The lawsuit of McInnish v. Chapman is the birther’s best hope these days.

Sometimes it can take a while to locate exactly what you want. Here are the briefs before the Alabama Supreme Court in McInnish v. Chapman. The issue is whether Alabama Secretary of State Chapman has a duty to verify the eligibility of candidates for President of the United States and whether the Alabama “Jurisdiction-stripping statute” precludes the courts from hearing the case.

There is a long string of cases, going back to Donofrio v. Wells in 2008 where state courts have ruled that their secretaries of state do not have such a duty. Are the laws in Alabama different? Is the presence of birther sympathizers on the Alabama Supreme Court significant? We shall see.


The Alabama Supreme Court upheld the lower court decision. The Secretary of State had no obligation to investigate.

1Spencer Connerat brought eligibility suits against Barack Obama in Florida.

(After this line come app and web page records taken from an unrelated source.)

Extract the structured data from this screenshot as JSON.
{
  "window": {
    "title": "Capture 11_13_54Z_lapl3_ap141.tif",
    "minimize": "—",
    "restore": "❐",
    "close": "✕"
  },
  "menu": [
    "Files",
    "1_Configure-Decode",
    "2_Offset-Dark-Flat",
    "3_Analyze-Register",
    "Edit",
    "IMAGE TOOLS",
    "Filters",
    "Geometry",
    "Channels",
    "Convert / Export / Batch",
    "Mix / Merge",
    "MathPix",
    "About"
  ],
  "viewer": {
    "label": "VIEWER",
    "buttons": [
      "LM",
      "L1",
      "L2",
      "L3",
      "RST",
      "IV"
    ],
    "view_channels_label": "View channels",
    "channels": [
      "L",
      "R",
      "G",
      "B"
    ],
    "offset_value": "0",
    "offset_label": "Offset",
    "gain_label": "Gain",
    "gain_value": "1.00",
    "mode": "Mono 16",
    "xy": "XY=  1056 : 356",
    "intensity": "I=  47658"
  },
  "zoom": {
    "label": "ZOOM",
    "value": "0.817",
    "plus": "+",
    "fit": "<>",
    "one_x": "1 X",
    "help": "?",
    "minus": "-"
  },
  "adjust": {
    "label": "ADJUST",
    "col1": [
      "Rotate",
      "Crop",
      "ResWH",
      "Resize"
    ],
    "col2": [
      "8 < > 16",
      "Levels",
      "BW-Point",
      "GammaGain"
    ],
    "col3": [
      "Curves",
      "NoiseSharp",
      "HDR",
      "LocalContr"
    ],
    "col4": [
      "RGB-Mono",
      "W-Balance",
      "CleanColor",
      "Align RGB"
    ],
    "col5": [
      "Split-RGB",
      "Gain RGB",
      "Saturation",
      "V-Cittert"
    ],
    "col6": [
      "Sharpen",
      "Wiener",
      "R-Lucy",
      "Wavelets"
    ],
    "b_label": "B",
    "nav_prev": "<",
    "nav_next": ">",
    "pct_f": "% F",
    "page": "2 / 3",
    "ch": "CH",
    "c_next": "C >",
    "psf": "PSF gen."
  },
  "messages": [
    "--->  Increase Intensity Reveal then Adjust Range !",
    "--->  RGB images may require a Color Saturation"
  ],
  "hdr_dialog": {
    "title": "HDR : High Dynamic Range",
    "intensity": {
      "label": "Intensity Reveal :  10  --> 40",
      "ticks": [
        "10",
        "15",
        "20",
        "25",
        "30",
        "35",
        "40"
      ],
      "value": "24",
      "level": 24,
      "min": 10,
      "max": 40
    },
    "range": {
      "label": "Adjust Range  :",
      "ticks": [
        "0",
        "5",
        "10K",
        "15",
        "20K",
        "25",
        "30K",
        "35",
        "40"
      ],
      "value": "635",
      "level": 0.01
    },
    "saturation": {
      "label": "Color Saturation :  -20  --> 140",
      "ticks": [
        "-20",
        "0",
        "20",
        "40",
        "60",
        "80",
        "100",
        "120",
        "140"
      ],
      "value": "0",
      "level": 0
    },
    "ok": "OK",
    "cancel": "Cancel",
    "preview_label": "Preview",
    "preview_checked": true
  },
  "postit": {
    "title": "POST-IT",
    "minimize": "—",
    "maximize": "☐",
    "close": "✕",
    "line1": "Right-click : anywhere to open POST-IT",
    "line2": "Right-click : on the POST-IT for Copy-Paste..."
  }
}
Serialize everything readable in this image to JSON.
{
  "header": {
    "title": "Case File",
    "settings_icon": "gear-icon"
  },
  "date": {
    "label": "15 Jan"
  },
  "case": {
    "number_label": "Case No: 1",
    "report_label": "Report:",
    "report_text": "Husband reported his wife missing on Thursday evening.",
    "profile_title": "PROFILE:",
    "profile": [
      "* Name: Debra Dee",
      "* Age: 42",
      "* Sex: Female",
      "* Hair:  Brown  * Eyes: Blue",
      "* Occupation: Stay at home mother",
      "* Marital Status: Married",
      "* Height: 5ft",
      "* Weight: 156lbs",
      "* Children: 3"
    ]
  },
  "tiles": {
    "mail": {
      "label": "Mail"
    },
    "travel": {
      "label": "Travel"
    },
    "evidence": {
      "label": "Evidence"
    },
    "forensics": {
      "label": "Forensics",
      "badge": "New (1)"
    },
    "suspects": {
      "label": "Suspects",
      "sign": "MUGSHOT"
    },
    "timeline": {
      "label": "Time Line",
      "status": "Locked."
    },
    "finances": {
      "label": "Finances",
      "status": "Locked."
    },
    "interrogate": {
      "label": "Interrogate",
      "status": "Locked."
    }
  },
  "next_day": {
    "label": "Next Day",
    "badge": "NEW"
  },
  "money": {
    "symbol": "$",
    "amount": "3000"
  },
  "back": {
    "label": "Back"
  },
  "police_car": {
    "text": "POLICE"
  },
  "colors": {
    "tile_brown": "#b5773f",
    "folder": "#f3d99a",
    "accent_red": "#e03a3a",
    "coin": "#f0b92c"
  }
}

2Jim Zeigler, songwriter and Mobile attorney, is a graduate of the Jones School of Law. The Alabama Republican Assembly is a chapter of the National Federation of Republican Assemblies, who style themselves as the “Republican wing of the Republican Party.”